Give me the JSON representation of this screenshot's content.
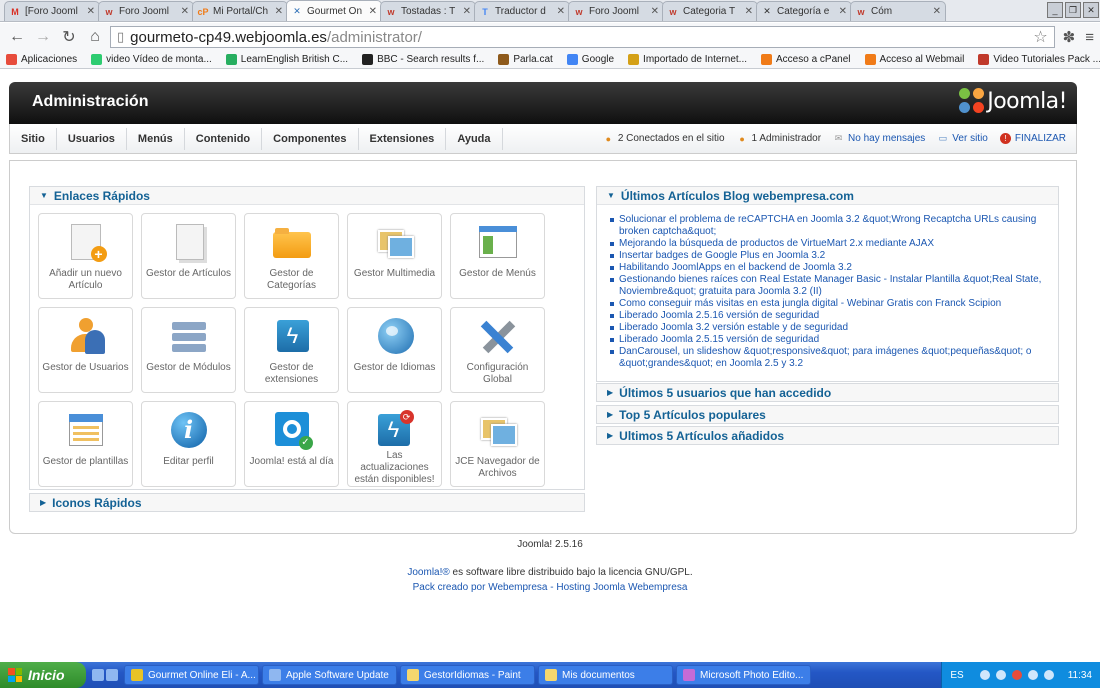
{
  "browser": {
    "tabs": [
      {
        "label": "[Foro Jooml",
        "icon": "gmail-icon",
        "color": "#d93025",
        "letter": "M"
      },
      {
        "label": "Foro Jooml",
        "icon": "webempresa-icon",
        "color": "#c0392b",
        "letter": "w"
      },
      {
        "label": "Mi Portal/Ch",
        "icon": "cpanel-icon",
        "color": "#f07b18",
        "letter": "cP"
      },
      {
        "label": "Gourmet On",
        "icon": "joomla-icon",
        "color": "#2c6fb6",
        "letter": "✕",
        "active": true
      },
      {
        "label": "Tostadas : T",
        "icon": "webempresa-icon",
        "color": "#c0392b",
        "letter": "w"
      },
      {
        "label": "Traductor d",
        "icon": "translate-icon",
        "color": "#4285f4",
        "letter": "T"
      },
      {
        "label": "Foro Jooml",
        "icon": "webempresa-icon",
        "color": "#c0392b",
        "letter": "w"
      },
      {
        "label": "Categoria T",
        "icon": "webempresa-icon",
        "color": "#c0392b",
        "letter": "w"
      },
      {
        "label": "Categoría e",
        "icon": "joomla-icon",
        "color": "#333333",
        "letter": "✕"
      },
      {
        "label": "Cóm",
        "icon": "webempresa-icon",
        "color": "#c0392b",
        "letter": "w"
      }
    ],
    "url_host": "gourmeto-cp49.webjoomla.es",
    "url_path": "/administrator/",
    "bookmarks": [
      {
        "label": "Aplicaciones",
        "icon": "apps-grid-icon",
        "color": "#e74c3c"
      },
      {
        "label": "video Vídeo de monta...",
        "icon": "video-icon",
        "color": "#2ecc71"
      },
      {
        "label": "LearnEnglish  British C...",
        "icon": "learnenglish-icon",
        "color": "#27ae60"
      },
      {
        "label": "BBC - Search results f...",
        "icon": "bbc-icon",
        "color": "#222222"
      },
      {
        "label": "Parla.cat",
        "icon": "parla-icon",
        "color": "#8e5a1c"
      },
      {
        "label": "Google",
        "icon": "google-icon",
        "color": "#4285f4"
      },
      {
        "label": "Importado de Internet...",
        "icon": "folder-icon",
        "color": "#d4a017"
      },
      {
        "label": "Acceso a cPanel",
        "icon": "cpanel-icon",
        "color": "#f07b18"
      },
      {
        "label": "Acceso al Webmail",
        "icon": "cpanel-icon",
        "color": "#f07b18"
      },
      {
        "label": "Video Tutoriales Pack ...",
        "icon": "webempresa-icon",
        "color": "#c0392b"
      }
    ]
  },
  "header": {
    "title": "Administración",
    "logo_text": "Joomla!"
  },
  "menu": {
    "items": [
      "Sitio",
      "Usuarios",
      "Menús",
      "Contenido",
      "Componentes",
      "Extensiones",
      "Ayuda"
    ]
  },
  "status": {
    "online": "2 Conectados en el sitio",
    "admins": "1 Administrador",
    "messages": "No hay mensajes",
    "view_site": "Ver sitio",
    "logout": "FINALIZAR"
  },
  "quick_links": {
    "title": "Enlaces Rápidos",
    "buttons": [
      {
        "label": "Añadir un nuevo Artículo",
        "icon": "add-article-icon"
      },
      {
        "label": "Gestor de Artículos",
        "icon": "article-manager-icon"
      },
      {
        "label": "Gestor de Categorías",
        "icon": "category-folder-icon"
      },
      {
        "label": "Gestor Multimedia",
        "icon": "media-manager-icon"
      },
      {
        "label": "Gestor de Menús",
        "icon": "menu-manager-icon"
      },
      {
        "label": "Gestor de Usuarios",
        "icon": "user-manager-icon"
      },
      {
        "label": "Gestor de Módulos",
        "icon": "module-manager-icon"
      },
      {
        "label": "Gestor de extensiones",
        "icon": "extension-manager-icon"
      },
      {
        "label": "Gestor de Idiomas",
        "icon": "language-globe-icon"
      },
      {
        "label": "Configuración Global",
        "icon": "global-config-icon"
      },
      {
        "label": "Gestor de plantillas",
        "icon": "template-manager-icon"
      },
      {
        "label": "Editar perfil",
        "icon": "edit-profile-icon"
      },
      {
        "label": "Joomla! está al día",
        "icon": "joomla-uptodate-icon"
      },
      {
        "label": "Las actualizaciones están disponibles!",
        "icon": "updates-available-icon"
      },
      {
        "label": "JCE Navegador de Archivos",
        "icon": "jce-file-browser-icon"
      }
    ],
    "footer_title": "Iconos Rápidos"
  },
  "news": {
    "title": "Últimos Artículos Blog webempresa.com",
    "items": [
      "Solucionar el problema de reCAPTCHA en Joomla 3.2 &quot;Wrong Recaptcha URLs causing broken captcha&quot;",
      "Mejorando la búsqueda de productos de VirtueMart 2.x mediante AJAX",
      "Insertar badges de Google Plus en Joomla 3.2",
      "Habilitando JoomlApps en el backend de Joomla 3.2",
      "Gestionando bienes raíces con Real Estate Manager Basic - Instalar Plantilla &quot;Real State, Noviembre&quot; gratuita para Joomla 3.2 (II)",
      "Como conseguir más visitas en esta jungla digital - Webinar Gratis con Franck Scipion",
      "Liberado Joomla 2.5.16 versión de seguridad",
      "Liberado Joomla 3.2 versión estable y de seguridad",
      "Liberado Joomla 2.5.15 versión de seguridad",
      "DanCarousel, un slideshow &quot;responsive&quot; para imágenes &quot;pequeñas&quot; o &quot;grandes&quot; en Joomla 2.5 y 3.2"
    ]
  },
  "panels": {
    "last_users": "Últimos 5 usuarios que han accedido",
    "popular": "Top 5 Artículos populares",
    "added": "Ultimos 5 Artículos añadidos"
  },
  "footer": {
    "version": "Joomla! 2.5.16",
    "license_link": "Joomla!®",
    "license_text": " es software libre distribuido bajo la licencia GNU/GPL.",
    "pack_prefix": "Pack creado por ",
    "pack_link1": "Webempresa",
    "pack_sep": " - ",
    "pack_link2": "Hosting Joomla Webempresa"
  },
  "taskbar": {
    "start_label": "Inicio",
    "tasks": [
      {
        "label": "Gourmet Online Eli - A...",
        "icon": "chrome-icon",
        "color": "#e8c327"
      },
      {
        "label": "Apple Software Update",
        "icon": "apple-update-icon",
        "color": "#8fb7f0"
      },
      {
        "label": "GestorIdiomas - Paint",
        "icon": "paint-icon",
        "color": "#f5d76e"
      },
      {
        "label": "Mis documentos",
        "icon": "folder-icon",
        "color": "#f5d76e"
      },
      {
        "label": "Microsoft Photo Edito...",
        "icon": "photo-editor-icon",
        "color": "#c56bd6"
      }
    ],
    "language": "ES",
    "clock": "11:34"
  }
}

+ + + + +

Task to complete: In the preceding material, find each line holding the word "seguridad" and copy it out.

Written solution:
      "Liberado Joomla 2.5.16 versión de seguridad",
      "Liberado Joomla 3.2 versión estable y de seguridad",
      "Liberado Joomla 2.5.15 versión de seguridad",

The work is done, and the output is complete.